The use of phosphate conversion surface treatments, usually referred to as 'phosphating', are common in industrial applications, often serving as an underlayer for further coating processes such as painting. However, they have a number of applications in race engines and transmissions where they are not combined with further coating processes. In these applications they are applied in order to improve lubrication or for corrosion resistance. In terms of lubrication, phosphate conversion coatings based on zinc and manganese phosphates are generally seen as an aid to 'running in' or break-in.
The process itself is generally carried out either by immersion or spraying, with the parts being treated using a combination of phosphoric acid and various phosphate salts. There are variations on the coatings, with iron phosphate, zinc phosphate and manganese phosphate being used.
The zinc and manganese variants are most commonly used where improved lubricity is sought. There is the possibility, however, of hydrogen embrittlement through the use of phosphate conversion coatings: the metal-acid reaction liberates hydrogen at the surface, which can be absorbed by the surface, causing it to become brittle and lowering the fatigue limit. The problem is more serious in electroplating processes, and should be borne in mind if specifying phosphate coatings on high-strength steels, which are known to be most affected by hydrogen embrittlement. This hydrogen embrittlement can be minimised by adding an oxidising inhibitor to the solution, which converts any hydrogen to water.

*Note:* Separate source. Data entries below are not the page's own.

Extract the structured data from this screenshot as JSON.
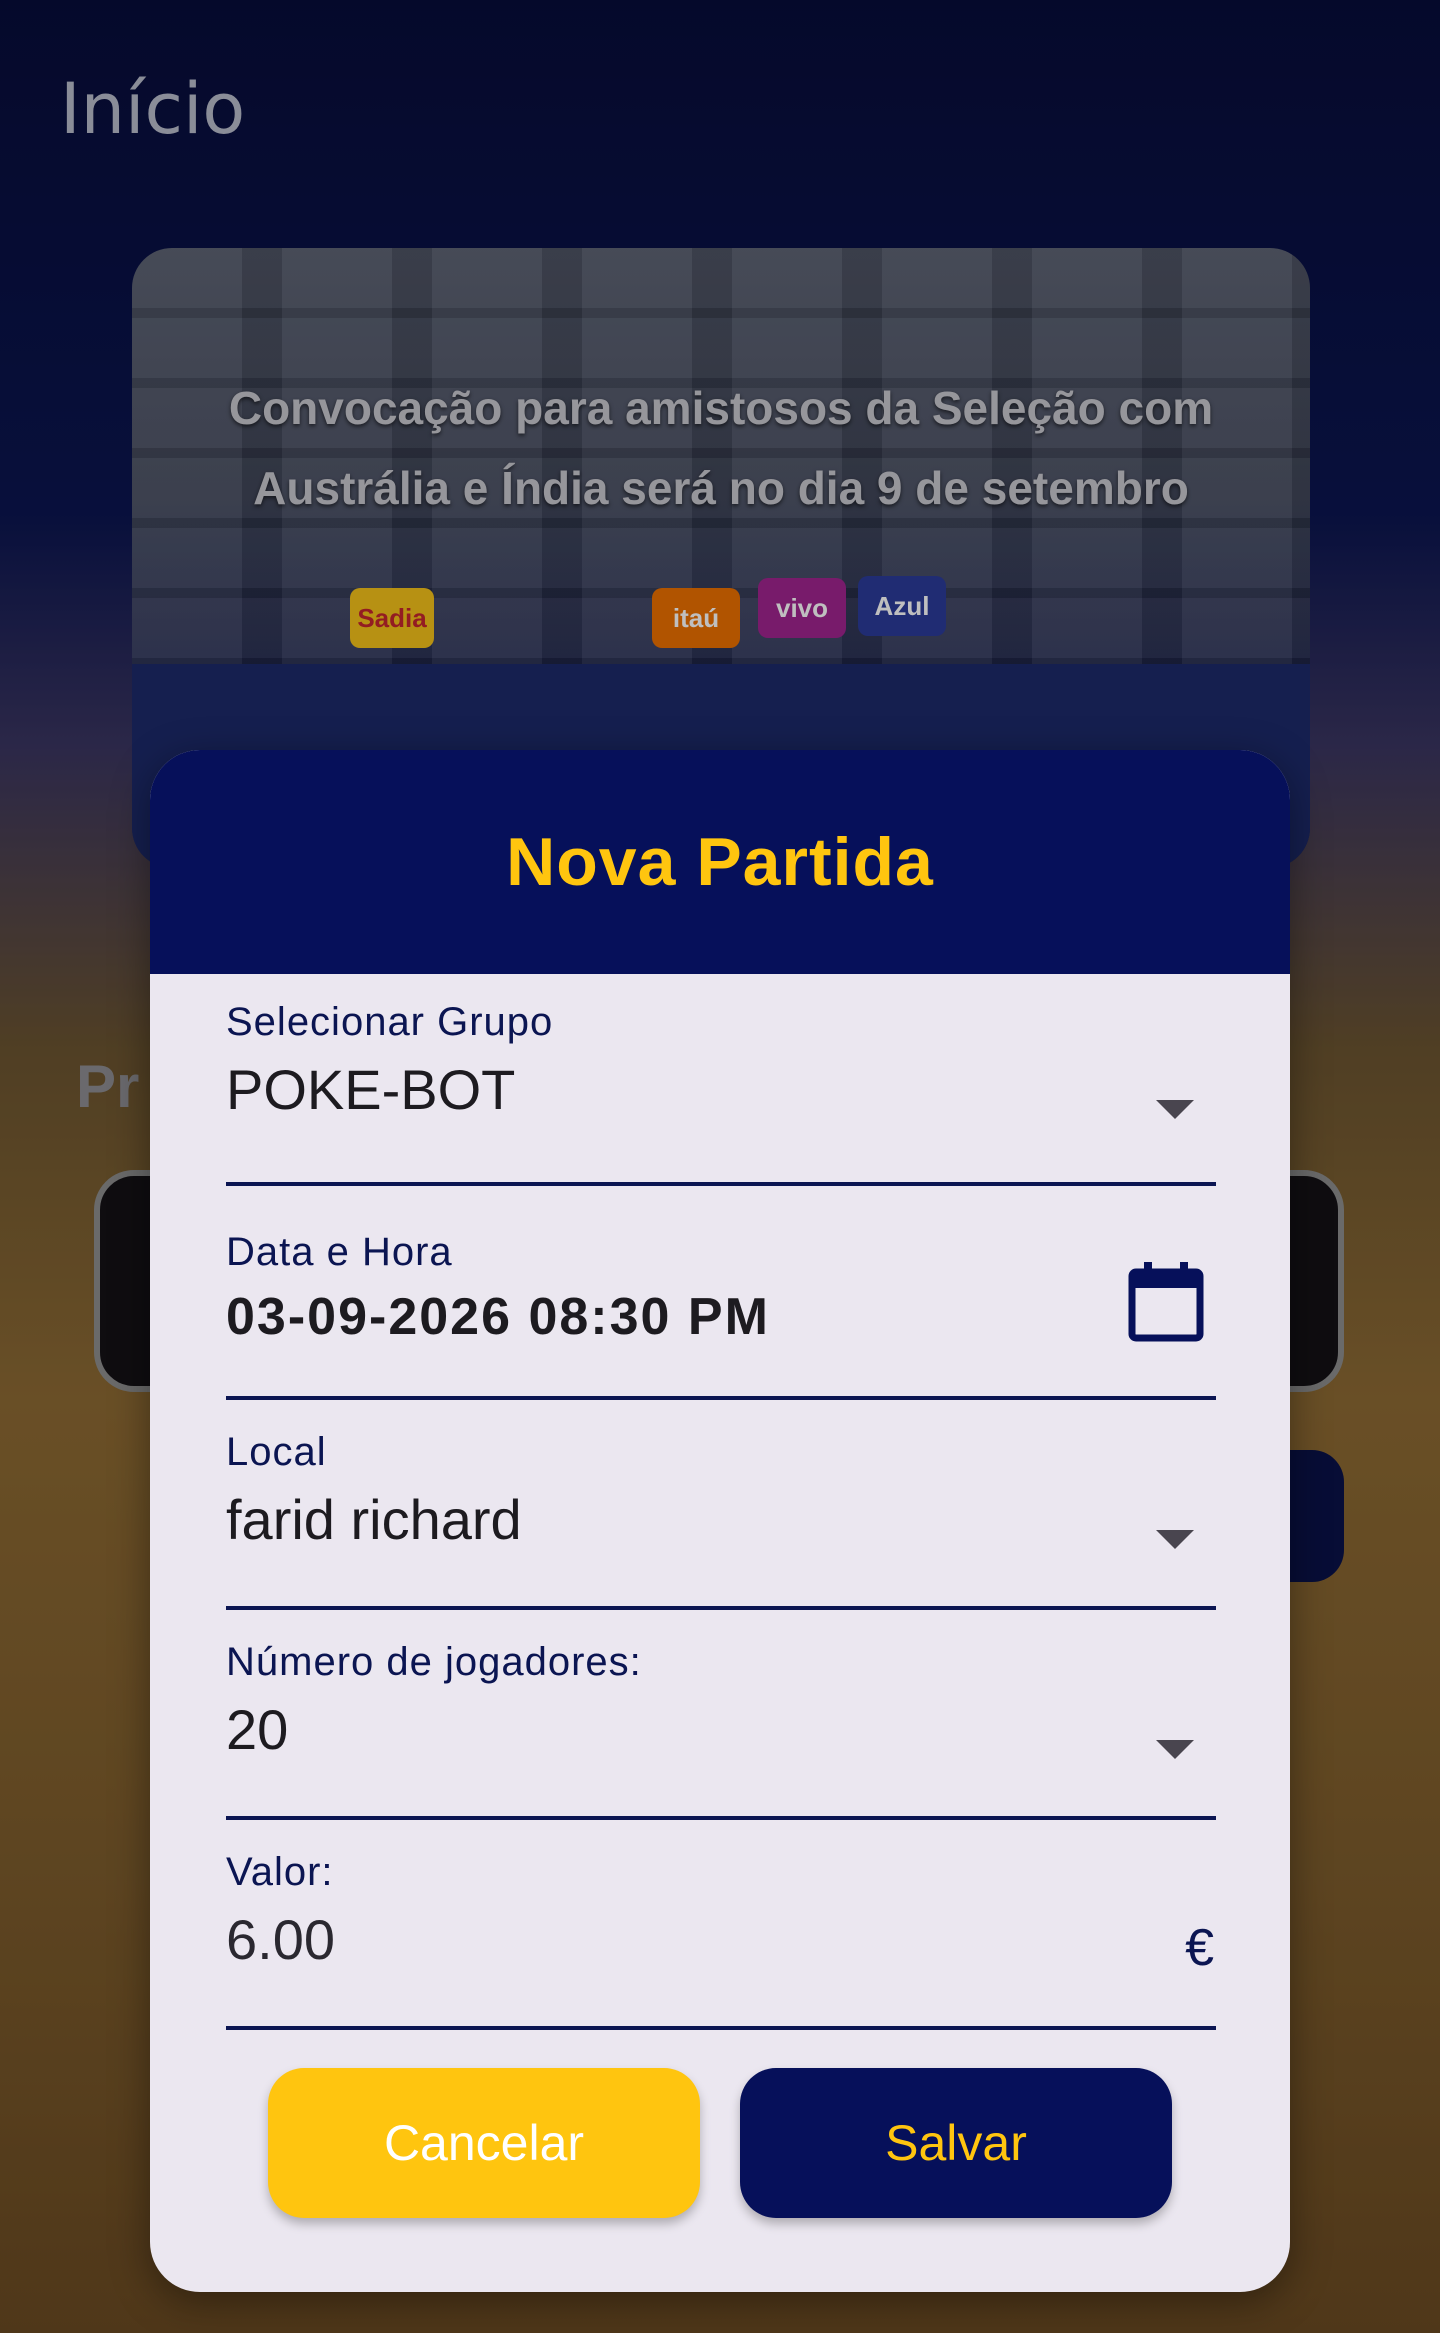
{
  "app_title": "Início",
  "news": {
    "headline": "Convocação para amistosos da Seleção com Austrália e Índia será no dia 9 de setembro",
    "sponsor_logos": [
      "Sadia",
      "itaú",
      "vivo",
      "Azul"
    ]
  },
  "background_section_label": "Pr",
  "dialog": {
    "title": "Nova Partida",
    "group": {
      "label": "Selecionar Grupo",
      "value": "POKE-BOT",
      "icon": "chevron-down-icon"
    },
    "datetime": {
      "label": "Data e Hora",
      "value": "03-09-2026 08:30 PM",
      "icon": "calendar-icon"
    },
    "location": {
      "label": "Local",
      "value": "farid richard",
      "icon": "chevron-down-icon"
    },
    "players": {
      "label": "Número de jogadores:",
      "value": "20",
      "icon": "chevron-down-icon"
    },
    "price": {
      "label": "Valor:",
      "value": "6.00",
      "currency_symbol": "€"
    },
    "cancel_label": "Cancelar",
    "save_label": "Salvar"
  },
  "colors": {
    "primary_navy": "#06105a",
    "accent_yellow": "#ffc50f",
    "dialog_bg": "#ebe7f0"
  }
}
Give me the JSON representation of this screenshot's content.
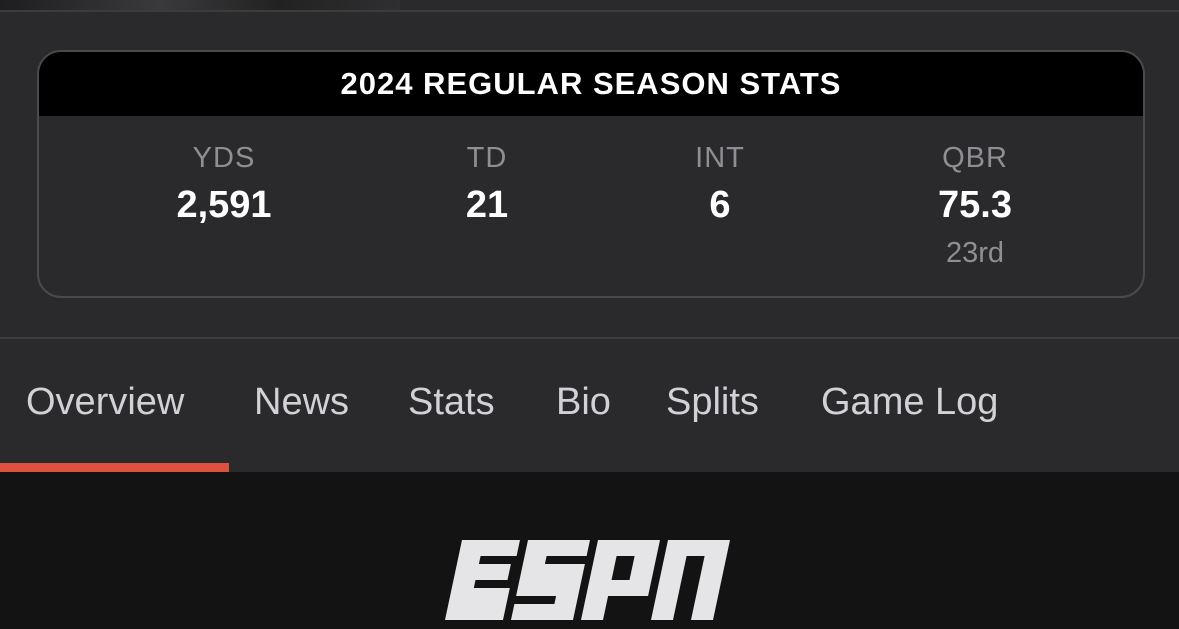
{
  "stats_card": {
    "title": "2024 REGULAR SEASON STATS",
    "stats": [
      {
        "label": "YDS",
        "value": "2,591",
        "rank": ""
      },
      {
        "label": "TD",
        "value": "21",
        "rank": ""
      },
      {
        "label": "INT",
        "value": "6",
        "rank": ""
      },
      {
        "label": "QBR",
        "value": "75.3",
        "rank": "23rd"
      }
    ]
  },
  "tabs": [
    {
      "label": "Overview",
      "active": true
    },
    {
      "label": "News",
      "active": false
    },
    {
      "label": "Stats",
      "active": false
    },
    {
      "label": "Bio",
      "active": false
    },
    {
      "label": "Splits",
      "active": false
    },
    {
      "label": "Game Log",
      "active": false
    }
  ],
  "colors": {
    "background": "#2a2a2c",
    "header": "#000000",
    "accent": "#e0503e",
    "muted_text": "#8e8e93",
    "footer": "#131314"
  },
  "footer": {
    "logo": "ESPN"
  }
}
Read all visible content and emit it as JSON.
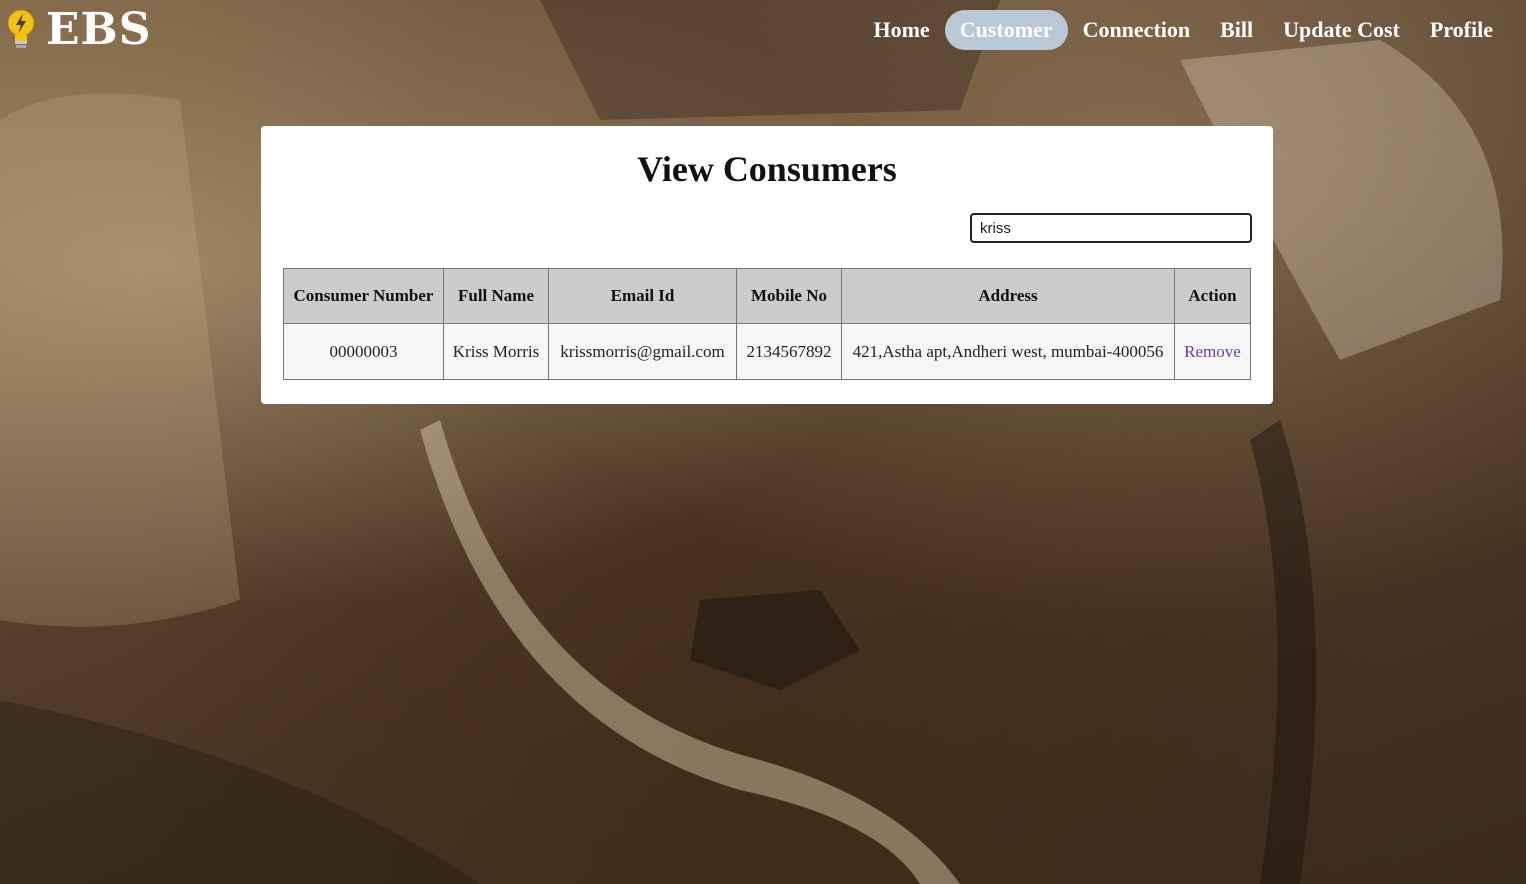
{
  "app": {
    "name": "EBS"
  },
  "nav": {
    "items": [
      {
        "label": "Home"
      },
      {
        "label": "Customer",
        "active": true
      },
      {
        "label": "Connection"
      },
      {
        "label": "Bill"
      },
      {
        "label": "Update Cost"
      },
      {
        "label": "Profile"
      }
    ]
  },
  "page": {
    "title": "View Consumers"
  },
  "search": {
    "value": "kriss"
  },
  "table": {
    "headers": [
      "Consumer Number",
      "Full Name",
      "Email Id",
      "Mobile No",
      "Address",
      "Action"
    ],
    "rows": [
      {
        "consumer_number": "00000003",
        "full_name": "Kriss Morris",
        "email": "krissmorris@gmail.com",
        "mobile": "2134567892",
        "address": "421,Astha apt,Andheri west, mumbai-400056",
        "action": "Remove"
      }
    ]
  },
  "colors": {
    "nav_active_bg": "#b9c8d4",
    "link": "#6b3f99",
    "header_bg": "#cccccc"
  },
  "icons": {
    "logo": "lightbulb-icon"
  }
}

While often specified for corrosion resistance, the phosphate conversion of the surface itself offers only a small improvement, as the phosphate layer is porous. The coating is therefore sealed using oil, which fills in the pores. Both manganese and zinc phosphate treatments are used where corrosion resistance is required.
The more useful property of phosphate treatments to engineers involved in race powertrains is the tendency to improve lubricity and prevent galling during periods of oil starvation, especially at first build and start-up. Again, some of this lubricity comes from the fact that the phosphate coating is sealed with a lubricant, which can be oils or greases.
Where this property of lubricity is required, manganese phosphate coatings are generally specified. The treatment is used on cam followers as an aid to break-in, and is also used on pistons for the same reason. Other notable engine applications are camshafts and piston rings, although gears and cylinder liners have also been treated with success. Owing to the fact that the coatings are porous and hold oil, even as they wear, they present a lubricating surface because there is oil present throughout the structure.
Both manganese phosphate and zinc phosphate treatments can show a range of colours, between black and grey, with the manganese salts showing a generally darker colour.
As mentioned above, one point to be wary of with the phosphating of high-strength steels is the possibility of hydrogen embrittlement. Normally associated with metallic plating processes (most especially with electroplating), this problem occurs where hydrogen is formed at the surface of a steel part. In the case of phosphating, this can happen during 'pre-cleaning' processes, where any oxide layer is removed by acid before phosphating, and during the phosphate process itself. Both involve the interaction of acids and metals; from school we might remember that salts and hydrogen gas are formed. For high-strength steel components, some standards recommend a 'baking' treatment as used with electroplated parts.
Fig. 1 - Phosphating is widely used to treat engine components, including piston rings
Written by Wayne Ward